The Hubble Space Telescope can show us what space looks like from 353 miles above the earth's surface.
On Sunday, from 2 p.m. to 4 p.m., the first installment of a new Kansas University lecture series, called CLAS ACTS, will give people a chance to learn things about space they could never see through the high-powered telescope.
Steven Hawley, a KU professor of physics and astronomy and former NASA astronaut, will present a speech called "My Life with the Hubble Space Telescope." Hawley has been involved in every mission during the telescope's 18 years in orbit.
"The spectacular results from the Hubble can be a catalyst for engaging the public in a discussion of what we're able to learn about the universe and that science can be interesting and even cool," he said.
He'll display artifacts that he collected as an astronaut.
Joseph Steinmetz, dean of the College of Liberal Arts and Sciences, which hosts the lecture series, said the lecture topics will touch on many of the college's areas of expertise.
"The eight of them really reflect the wide variety of disciplines in the college," he said. "These are all topics of some regard that are interesting to people. It's an issue of staying current, getting things scheduled for topics that are timely and of interest to people."
An Oct. 12 speech focuses on the political rhetoric in this year's presidential election. In November, professors of history and East Asian studies will discuss monsters, while in December the department of geography presents the Globe-O-Mania trivia challenge.
Other speeches' topics range from nutrition to terrorism. The presentations take place monthly through May in Spooner Hall, with the exception of January when there is no lecture.
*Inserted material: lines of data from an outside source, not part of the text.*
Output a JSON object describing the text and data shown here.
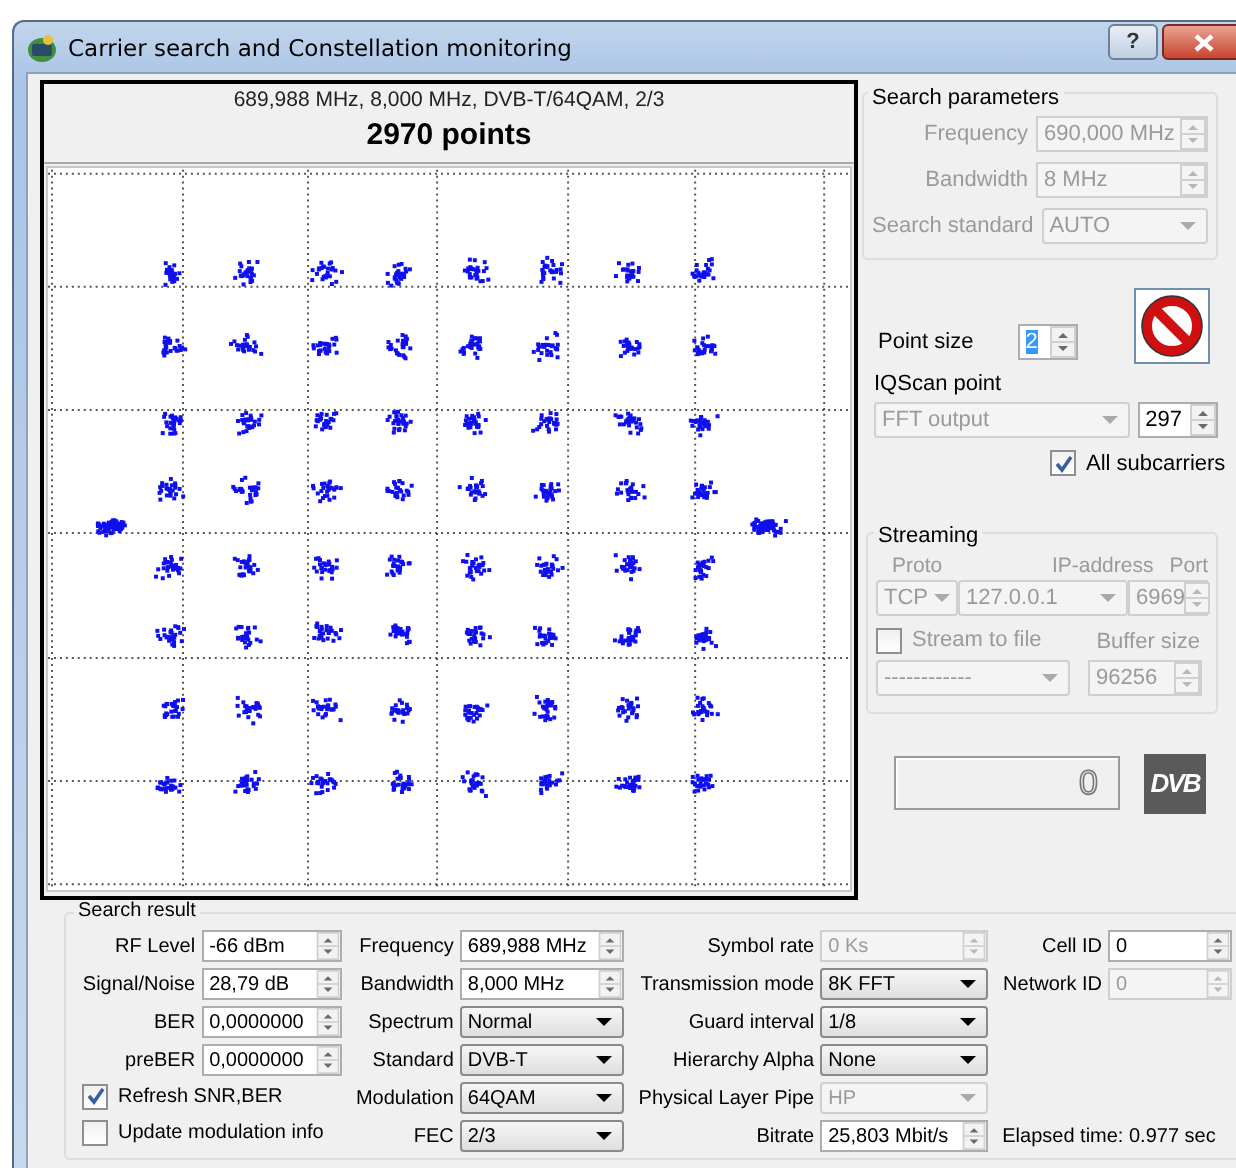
{
  "window": {
    "title": "Carrier search and Constellation monitoring",
    "help": "?"
  },
  "plot": {
    "subtitle": "689,988 MHz, 8,000 MHz, DVB-T/64QAM, 2/3",
    "title": "2970 points"
  },
  "search_parameters": {
    "title": "Search parameters",
    "fields": [
      {
        "label": "Frequency",
        "value": "690,000 MHz",
        "kind": "spin",
        "disabled": true
      },
      {
        "label": "Bandwidth",
        "value": "8 MHz",
        "kind": "spin",
        "disabled": true
      },
      {
        "label": "Search standard",
        "value": "AUTO",
        "kind": "combo",
        "disabled": true
      }
    ]
  },
  "point_size": {
    "label": "Point size",
    "value": "2"
  },
  "iq_scan": {
    "label": "IQScan point",
    "point": {
      "value": "FFT output",
      "disabled": true
    },
    "count": "297"
  },
  "all_subcarriers": {
    "label": "All subcarriers",
    "checked": true
  },
  "streaming": {
    "title": "Streaming",
    "disabled": true,
    "proto": {
      "label": "Proto",
      "value": "TCP"
    },
    "ip": {
      "label": "IP-address",
      "value": "127.0.0.1"
    },
    "port": {
      "label": "Port",
      "value": "6969"
    },
    "stream_to_file": {
      "label": "Stream to file",
      "checked": false
    },
    "file": {
      "value": "------------"
    },
    "buffer": {
      "label": "Buffer size",
      "value": "96256"
    }
  },
  "lcd": {
    "value": "0"
  },
  "logo": {
    "text": "DVB"
  },
  "search_result": {
    "title": "Search result",
    "columns": [
      [
        {
          "label": "RF Level",
          "value": "-66 dBm",
          "kind": "spin",
          "disabled": false
        },
        {
          "label": "Signal/Noise",
          "value": "28,79 dB",
          "kind": "spin",
          "disabled": false
        },
        {
          "label": "BER",
          "value": "0,0000000",
          "kind": "spin",
          "disabled": false
        },
        {
          "label": "preBER",
          "value": "0,0000000",
          "kind": "spin",
          "disabled": false
        },
        {
          "label": "Refresh SNR,BER",
          "kind": "check",
          "checked": true
        },
        {
          "label": "Update modulation info",
          "kind": "check",
          "checked": false
        }
      ],
      [
        {
          "label": "Frequency",
          "value": "689,988 MHz",
          "kind": "spin",
          "disabled": false
        },
        {
          "label": "Bandwidth",
          "value": "8,000 MHz",
          "kind": "spin",
          "disabled": false
        },
        {
          "label": "Spectrum",
          "value": "Normal",
          "kind": "combo",
          "disabled": false
        },
        {
          "label": "Standard",
          "value": "DVB-T",
          "kind": "combo",
          "disabled": false
        },
        {
          "label": "Modulation",
          "value": "64QAM",
          "kind": "combo",
          "disabled": false
        },
        {
          "label": "FEC",
          "value": "2/3",
          "kind": "combo",
          "disabled": false
        }
      ],
      [
        {
          "label": "Symbol rate",
          "value": "0 Ks",
          "kind": "spin",
          "disabled": true
        },
        {
          "label": "Transmission mode",
          "value": "8K FFT",
          "kind": "combo",
          "disabled": false
        },
        {
          "label": "Guard interval",
          "value": "1/8",
          "kind": "combo",
          "disabled": false
        },
        {
          "label": "Hierarchy Alpha",
          "value": "None",
          "kind": "combo",
          "disabled": false
        },
        {
          "label": "Physical Layer Pipe",
          "value": "HP",
          "kind": "combo",
          "disabled": true
        },
        {
          "label": "Bitrate",
          "value": "25,803 Mbit/s",
          "kind": "spin",
          "disabled": false
        }
      ],
      [
        {
          "label": "Cell ID",
          "value": "0",
          "kind": "spin",
          "disabled": false
        },
        {
          "label": "Network ID",
          "value": "0",
          "kind": "spin",
          "disabled": true
        }
      ]
    ],
    "elapsed": "Elapsed time: 0.977 sec"
  }
}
Tickets are required but are free. They are available at the Lawrence Public Library, 707 Vt.